And that in part is thanks to the remarkable efforts of Jessica, he added.
"We are just thrilled that they've decided to involve us and to have confidence in us to be able to help Brad and others like Brad," Edwards said.
Brad has come a long way - Jessica keeps a journal of her husband's progress, since it's sometimes tough to see day-by-day progress - but he still has a long way to go to reach his goal.
"From what I understand, recovering from something like this a true marathon... which resonates with us," she said.
"We frequently reminisce that we were on vacation for the weekend (before the stroke) and we were talking about how lucky we were in that moment, and you don't think that three weeks later your life can be turned upside down. But it can happen to anybody at any moment without any warning, and so you really want to fund research and have available these types of technologies for the people who need them."
Brad calls his wife the "quarterback," and realizes his care and the fundraising efforts are a full-time job for his wife. But he knows the efforts will pay off for him and others in his situation.

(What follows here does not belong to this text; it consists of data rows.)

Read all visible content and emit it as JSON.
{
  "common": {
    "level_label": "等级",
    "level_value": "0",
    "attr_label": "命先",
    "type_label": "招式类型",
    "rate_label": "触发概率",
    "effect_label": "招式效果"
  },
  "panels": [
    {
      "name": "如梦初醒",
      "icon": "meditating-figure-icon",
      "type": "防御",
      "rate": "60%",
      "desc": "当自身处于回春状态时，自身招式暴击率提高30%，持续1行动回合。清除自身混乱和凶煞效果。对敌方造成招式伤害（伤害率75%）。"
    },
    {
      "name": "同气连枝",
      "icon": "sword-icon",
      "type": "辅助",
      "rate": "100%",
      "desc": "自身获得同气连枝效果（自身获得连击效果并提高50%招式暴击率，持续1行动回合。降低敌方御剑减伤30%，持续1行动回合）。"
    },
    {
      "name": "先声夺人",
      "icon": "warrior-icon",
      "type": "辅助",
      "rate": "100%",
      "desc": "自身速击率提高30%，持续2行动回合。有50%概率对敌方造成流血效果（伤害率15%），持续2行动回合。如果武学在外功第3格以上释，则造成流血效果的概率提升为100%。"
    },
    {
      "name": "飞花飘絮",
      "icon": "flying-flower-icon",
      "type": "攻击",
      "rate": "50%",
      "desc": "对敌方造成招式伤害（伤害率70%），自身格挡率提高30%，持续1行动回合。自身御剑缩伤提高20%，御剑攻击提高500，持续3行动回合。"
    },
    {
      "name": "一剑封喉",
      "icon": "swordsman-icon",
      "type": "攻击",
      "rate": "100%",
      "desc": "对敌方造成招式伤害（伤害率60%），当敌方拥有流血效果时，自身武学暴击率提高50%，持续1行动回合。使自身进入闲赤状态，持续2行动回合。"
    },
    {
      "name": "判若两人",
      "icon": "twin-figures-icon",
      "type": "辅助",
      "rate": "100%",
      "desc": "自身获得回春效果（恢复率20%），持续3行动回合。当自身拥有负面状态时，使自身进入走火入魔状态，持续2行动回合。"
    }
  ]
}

"I met a lot of people through this, in the hospitals and in rehab, who have had similar things happen to them. Some of them in a lot worse shape than I am," said Brad. "So I am hoping that out of this, those people can benefit."